[Data provided — start]

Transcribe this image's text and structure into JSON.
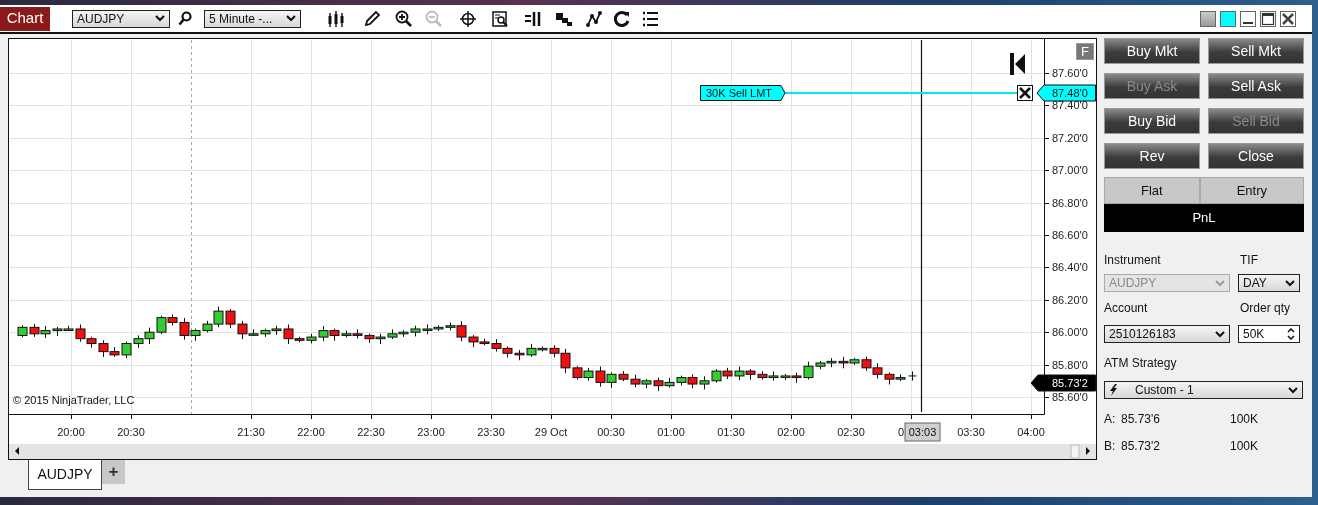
{
  "toolbar": {
    "title": "Chart",
    "instrument": "AUDJPY",
    "interval": "5 Minute -...",
    "tools": [
      {
        "kind": "bars",
        "disabled": false
      },
      {
        "kind": "pencil",
        "disabled": false
      },
      {
        "kind": "zoom-in",
        "disabled": false
      },
      {
        "kind": "zoom-out",
        "disabled": true
      },
      {
        "kind": "crosshair",
        "disabled": false
      },
      {
        "kind": "data-box",
        "disabled": false
      },
      {
        "kind": "bar-spacing",
        "disabled": false
      },
      {
        "kind": "squares",
        "disabled": false
      },
      {
        "kind": "nodes",
        "disabled": false
      },
      {
        "kind": "refresh",
        "disabled": false
      },
      {
        "kind": "list",
        "disabled": false
      }
    ]
  },
  "chart": {
    "price_labels": [
      "87.60'0",
      "87.40'0",
      "87.20'0",
      "87.00'0",
      "86.80'0",
      "86.60'0",
      "86.40'0",
      "86.20'0",
      "86.00'0",
      "85.80'0",
      "85.60'0"
    ],
    "time_labels": [
      "20:00",
      "20:30",
      "21:30",
      "22:00",
      "22:30",
      "23:00",
      "23:30",
      "29 Oct",
      "00:30",
      "01:00",
      "01:30",
      "02:00",
      "02:30",
      "0",
      "03:30",
      "04:00"
    ],
    "cursor_time": "03:03",
    "price_markers": [
      {
        "kind": "order",
        "text": "87.48'0"
      },
      {
        "kind": "last",
        "text": "85.73'2"
      }
    ],
    "order_tag": "30K  Sell LMT",
    "flat_button": "F",
    "copyright": "© 2015 NinjaTrader, LLC"
  },
  "order_buttons": [
    {
      "label": "Buy Mkt",
      "disabled": false
    },
    {
      "label": "Sell Mkt",
      "disabled": false
    },
    {
      "label": "Buy Ask",
      "disabled": true
    },
    {
      "label": "Sell Ask",
      "disabled": false
    },
    {
      "label": "Buy Bid",
      "disabled": false
    },
    {
      "label": "Sell Bid",
      "disabled": true
    },
    {
      "label": "Rev",
      "disabled": false
    },
    {
      "label": "Close",
      "disabled": false
    }
  ],
  "position": {
    "columns": [
      "Flat",
      "Entry"
    ],
    "pnl": "PnL"
  },
  "fields": {
    "instrument": {
      "label": "Instrument",
      "value": "AUDJPY",
      "disabled": true
    },
    "tif": {
      "label": "TIF",
      "value": "DAY"
    },
    "account": {
      "label": "Account",
      "value": "2510126183"
    },
    "quantity": {
      "label": "Order qty",
      "value": "50K"
    },
    "atm": {
      "label": "ATM Strategy",
      "value": "Custom - 1"
    }
  },
  "quotes": [
    {
      "side": "A:",
      "price": "85.73'6",
      "size": "100K"
    },
    {
      "side": "B:",
      "price": "85.73'2",
      "size": "100K"
    }
  ],
  "tabs": [
    {
      "label": "AUDJPY",
      "selected": true
    }
  ],
  "add_tab": "+"
}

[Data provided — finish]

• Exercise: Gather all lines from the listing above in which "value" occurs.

• Output of the exercise:
      "value": "AUDJPY",
      "value": "DAY"
      "value": "2510126183"
      "value": "50K"
      "value": "Custom - 1"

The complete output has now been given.